Tips on Starting Up from Dharmesh Shah of Hubspot

On December 9, the Boston TLP class was treated to a talk by Dharmesh Shah, founder of HubSpot and the popular blog The Getting Funded Competition had been a fast and furious VC negotiation round and it was great to have a dynamic speaker like Dharmesh to keep the energy going. Dharmesh has founded several software start-ups and he shared some of the lessons he picked up along the way.

Partnerships with big companies are unequal

He cited his experience of partnering with a big company (which eventually acquired his previous start-up) and described the challenges of working with them. So watch out for big partners, particularly ones that have no precedent of partnering with smaller companies!

Starting a company with family or close friends

Another big DON’T here – based on his first start-up with his younger brother, where they both felt they had to treat each other without regard to the relationship, creating undue pressure.

Power of a modest liquidity event

Two paths lie before most entrepreneurs – to either bootstrap a company by taking no outside capital (which often yields a bigger piece of a smaller pie) or to accept institutional financing (and end up with a smaller piece of a bigger pie). Dharmesh believes that bootstrapping may lead to a better outcome personally, but one should decide based on whether the business can achieve its goal without VC capital.


Don’t spend too much time on the technology risk; focus on market risk instead!

Don’t scale prematurely

Don’t prepare for potential problems too early by building team and technology for future scenarios (go at the right pace)

Building a great team

Early on in a company’s life, hiring generalists makes more sense than specialists.

Build a following early

Connect with potential users through blogs and LinkedIn, but be careful to limit the commercial spin if you want to build credibility.

Think Simple

Learn to say No (e.g. setting up 2 pricing schemes and optimizing too early usually carries a hidden cost)

Cardinal Sins

1. Losing objectivity (e.g. keep management debating both sides of important issues)

2. Keep investors and employees separate (if you invest in your company, separate the two roles and treat your cash the same way as other angel investors).

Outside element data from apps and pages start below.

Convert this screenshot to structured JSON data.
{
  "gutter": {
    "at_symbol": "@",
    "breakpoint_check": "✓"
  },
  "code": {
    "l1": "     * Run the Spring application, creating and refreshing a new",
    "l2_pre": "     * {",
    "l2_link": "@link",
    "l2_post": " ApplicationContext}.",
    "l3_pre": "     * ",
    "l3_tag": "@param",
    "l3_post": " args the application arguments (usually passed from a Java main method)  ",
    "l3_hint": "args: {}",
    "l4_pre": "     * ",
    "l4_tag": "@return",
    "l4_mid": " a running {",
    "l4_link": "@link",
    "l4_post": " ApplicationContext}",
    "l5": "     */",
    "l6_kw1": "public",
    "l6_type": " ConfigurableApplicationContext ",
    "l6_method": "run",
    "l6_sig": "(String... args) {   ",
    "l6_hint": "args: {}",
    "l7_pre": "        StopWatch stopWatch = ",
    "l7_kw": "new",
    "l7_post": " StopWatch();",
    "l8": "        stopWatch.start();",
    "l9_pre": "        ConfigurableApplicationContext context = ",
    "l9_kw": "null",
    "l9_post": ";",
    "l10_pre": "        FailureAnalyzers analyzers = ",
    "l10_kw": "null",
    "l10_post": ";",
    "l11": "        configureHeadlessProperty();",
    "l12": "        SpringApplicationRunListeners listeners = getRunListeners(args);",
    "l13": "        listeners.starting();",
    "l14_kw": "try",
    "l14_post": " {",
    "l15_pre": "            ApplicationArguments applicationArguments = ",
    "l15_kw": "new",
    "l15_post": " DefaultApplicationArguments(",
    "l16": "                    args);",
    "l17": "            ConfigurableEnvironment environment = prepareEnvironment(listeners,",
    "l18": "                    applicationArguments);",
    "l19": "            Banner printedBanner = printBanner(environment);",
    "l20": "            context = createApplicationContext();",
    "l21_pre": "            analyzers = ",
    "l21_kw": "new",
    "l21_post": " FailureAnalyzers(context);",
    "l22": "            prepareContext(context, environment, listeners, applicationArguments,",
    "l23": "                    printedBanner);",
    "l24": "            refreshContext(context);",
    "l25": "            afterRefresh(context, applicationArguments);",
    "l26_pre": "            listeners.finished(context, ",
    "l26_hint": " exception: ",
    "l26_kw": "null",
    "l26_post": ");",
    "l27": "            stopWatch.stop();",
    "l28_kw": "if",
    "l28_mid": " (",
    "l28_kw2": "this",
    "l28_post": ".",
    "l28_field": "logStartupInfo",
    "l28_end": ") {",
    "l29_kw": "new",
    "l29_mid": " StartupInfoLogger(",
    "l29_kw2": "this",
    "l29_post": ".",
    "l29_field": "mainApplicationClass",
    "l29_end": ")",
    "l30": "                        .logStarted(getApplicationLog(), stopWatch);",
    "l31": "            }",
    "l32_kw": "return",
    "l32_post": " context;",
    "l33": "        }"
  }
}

These are just some of pearls of wisdom I took away from the talk – Dharmesh’s blog discusses these issues and more in detail. Visit for more, and Happy New Year everyone!

1 comment:

Yoav said...

Sounds like a good talk ;)